The next installment of Joni Mitchell’s archival series, Joni Mitchell: The Reprise Albums (1968-1971), is out via Rhino and features newly remastered versions of Mitchell’s first four albums: Song to a Seagull (1968), Clouds (1969), Ladies of the Canyon (1970) and Blue (1971). Accompanied by liner notes from singer-songwriter Brandi Carlile, the collection will be available as a 4-CD set, a limited-edition 4-LP 180-gram vinyl set, and on digital platforms.
Beginning with her debut album, Song to a Seagull, which was originally produced by David Crosby, the remasters offer a crisper listening experience.
“The original mix was atrocious,” Mitchell said of Song to a Seagull in a statement, who worked alongside audio engineer Matt Lee for this new release. “It sounded like it was recorded under a jello bowl, so I fixed it!”
For many musicians, revisiting their past work can be an exercise in diligence and self-reflection.
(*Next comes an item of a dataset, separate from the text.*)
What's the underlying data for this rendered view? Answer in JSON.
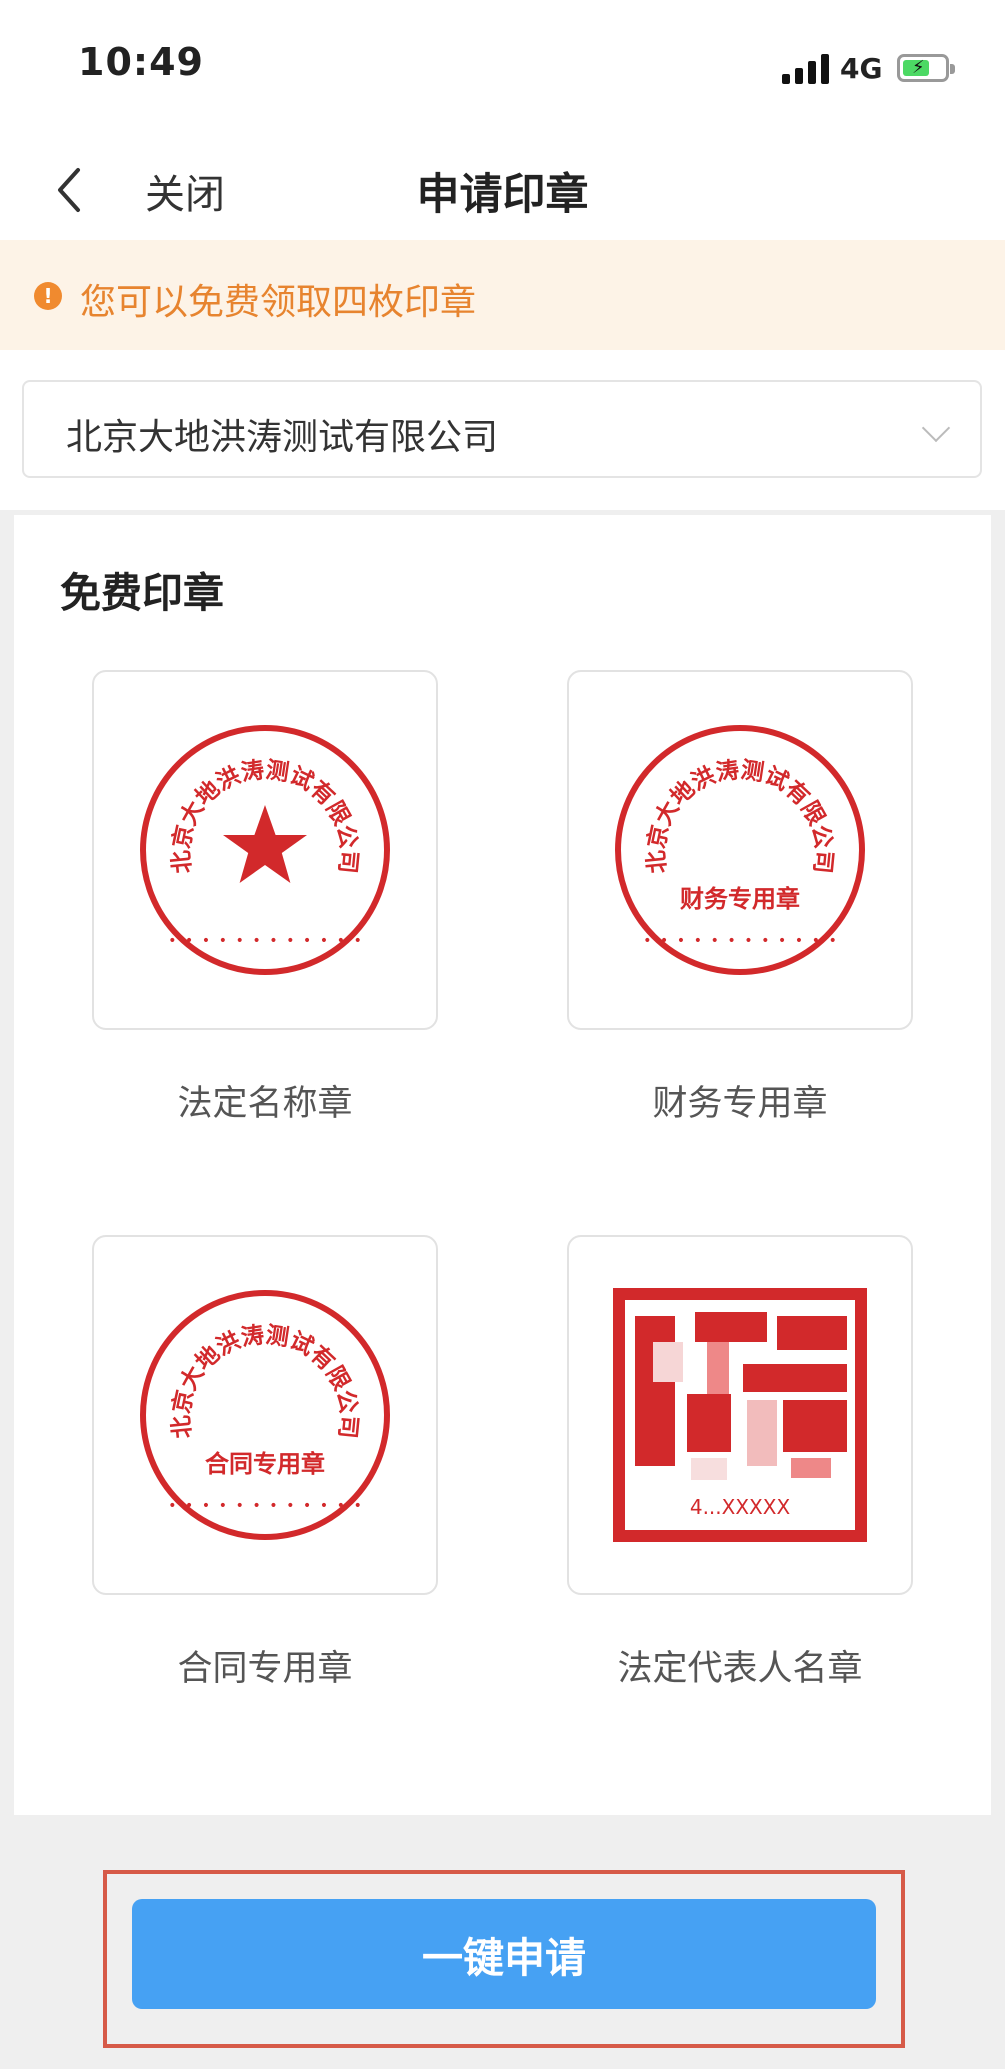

Mitchell, notably, is her own most selective critic, an attitude that might explain why she left some of her best songs off her first albums. Tracks like “Both Sides, Now,” “Circle Game” and “Big Yellow Taxi” were written prior to the release of Song to a Seagull, but were not included until later albums. Yet, for Mitchell’s biographer, David Yaffe, imagining her freshman album as anything other than what it is feels impossible.
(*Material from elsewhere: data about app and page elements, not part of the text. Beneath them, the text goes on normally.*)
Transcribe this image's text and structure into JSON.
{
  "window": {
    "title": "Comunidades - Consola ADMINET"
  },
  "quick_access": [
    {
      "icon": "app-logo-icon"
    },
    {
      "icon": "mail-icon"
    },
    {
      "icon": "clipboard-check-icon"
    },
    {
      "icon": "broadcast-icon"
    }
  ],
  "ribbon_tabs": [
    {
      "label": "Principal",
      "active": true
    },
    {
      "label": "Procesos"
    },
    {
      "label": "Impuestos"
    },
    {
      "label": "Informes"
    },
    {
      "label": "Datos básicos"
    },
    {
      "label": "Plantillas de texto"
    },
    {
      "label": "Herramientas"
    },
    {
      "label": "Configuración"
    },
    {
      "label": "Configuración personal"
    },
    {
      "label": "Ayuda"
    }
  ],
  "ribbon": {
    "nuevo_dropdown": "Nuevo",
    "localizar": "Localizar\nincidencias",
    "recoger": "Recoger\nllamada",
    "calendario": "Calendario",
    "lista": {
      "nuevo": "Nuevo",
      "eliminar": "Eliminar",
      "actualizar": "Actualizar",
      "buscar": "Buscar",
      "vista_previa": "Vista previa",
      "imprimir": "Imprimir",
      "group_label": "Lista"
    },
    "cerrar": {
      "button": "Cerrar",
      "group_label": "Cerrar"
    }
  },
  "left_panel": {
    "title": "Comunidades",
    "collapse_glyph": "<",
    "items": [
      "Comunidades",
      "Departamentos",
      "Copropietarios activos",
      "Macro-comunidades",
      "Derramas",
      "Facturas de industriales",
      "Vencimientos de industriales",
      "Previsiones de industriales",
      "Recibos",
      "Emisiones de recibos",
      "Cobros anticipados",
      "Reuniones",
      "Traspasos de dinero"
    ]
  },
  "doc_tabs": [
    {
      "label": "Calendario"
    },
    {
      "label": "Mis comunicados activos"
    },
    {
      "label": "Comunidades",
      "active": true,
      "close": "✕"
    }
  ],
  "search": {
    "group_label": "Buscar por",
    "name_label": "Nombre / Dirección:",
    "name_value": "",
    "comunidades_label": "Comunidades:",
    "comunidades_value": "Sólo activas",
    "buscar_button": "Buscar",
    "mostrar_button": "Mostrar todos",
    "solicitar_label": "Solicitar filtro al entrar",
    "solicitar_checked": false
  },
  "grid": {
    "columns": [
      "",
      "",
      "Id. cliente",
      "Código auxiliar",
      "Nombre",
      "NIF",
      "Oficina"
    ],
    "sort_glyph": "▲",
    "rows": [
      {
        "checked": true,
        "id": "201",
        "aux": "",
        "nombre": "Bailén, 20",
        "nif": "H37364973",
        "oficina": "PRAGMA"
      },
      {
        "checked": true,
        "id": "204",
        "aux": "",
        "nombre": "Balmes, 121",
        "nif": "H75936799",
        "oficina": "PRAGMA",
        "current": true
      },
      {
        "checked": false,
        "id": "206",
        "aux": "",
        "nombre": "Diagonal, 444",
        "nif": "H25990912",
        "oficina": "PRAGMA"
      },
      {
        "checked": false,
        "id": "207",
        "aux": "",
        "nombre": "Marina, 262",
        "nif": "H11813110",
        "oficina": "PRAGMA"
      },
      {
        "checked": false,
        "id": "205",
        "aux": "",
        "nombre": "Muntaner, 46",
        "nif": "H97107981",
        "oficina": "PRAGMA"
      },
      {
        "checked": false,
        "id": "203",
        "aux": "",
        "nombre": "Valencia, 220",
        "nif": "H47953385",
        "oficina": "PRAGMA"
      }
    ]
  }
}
“I wouldn’t change a thing on that record,” he said in a phone interview, “except, of course, the way it was mastered.”
“It’s an astonishing album,” he continued. His biography of Mitchell, Reckless Daughter: A Portrait of Joni Mitchell was released in 2017. “I teach songs from that album, and there’s still so much beauty and wonder and mystery and magic.”
Related: “Joni Mitchell’s Top 10 Songs”
Among the reissued albums is perhaps Mitchell’s most enduring testament to her legacy as a singer-songwriter, 1971’s Blue, which just marked its 50th anniversary. Ahead of the release, the remastered version of “A Case of You” is available for listening.
“I was opened up,” Mitchell said of the album in a 1990 interview. “As a matter of fact, we had to close the doors and lock them while I recorded [Blue], because I was in a state of mind that in this culture would be called a nervous breakdown.”
That vulnerable but resilient state of mind has since been praised across a wide spectrum of artists from Prince to Taylor Swift, and Blue is consistently touted as one of the most stirring, emotive albums of all time.
“In my opinion, Blue is the greatest album ever made,” Carlile wrote in the liner notes for the new release. “Blue didn’t make me a better songwriter. Blue made me a better woman…No matter what we are dealing with in these times we can rejoice and know that of all the ages we could have lived through, we lived in the time of Joni Mitchell.”
The cover art for the upcoming box set also features a self-portrait by Mitchell. You can pre-order Joni Mitchell: The Reprise Albums (1968-1971) here.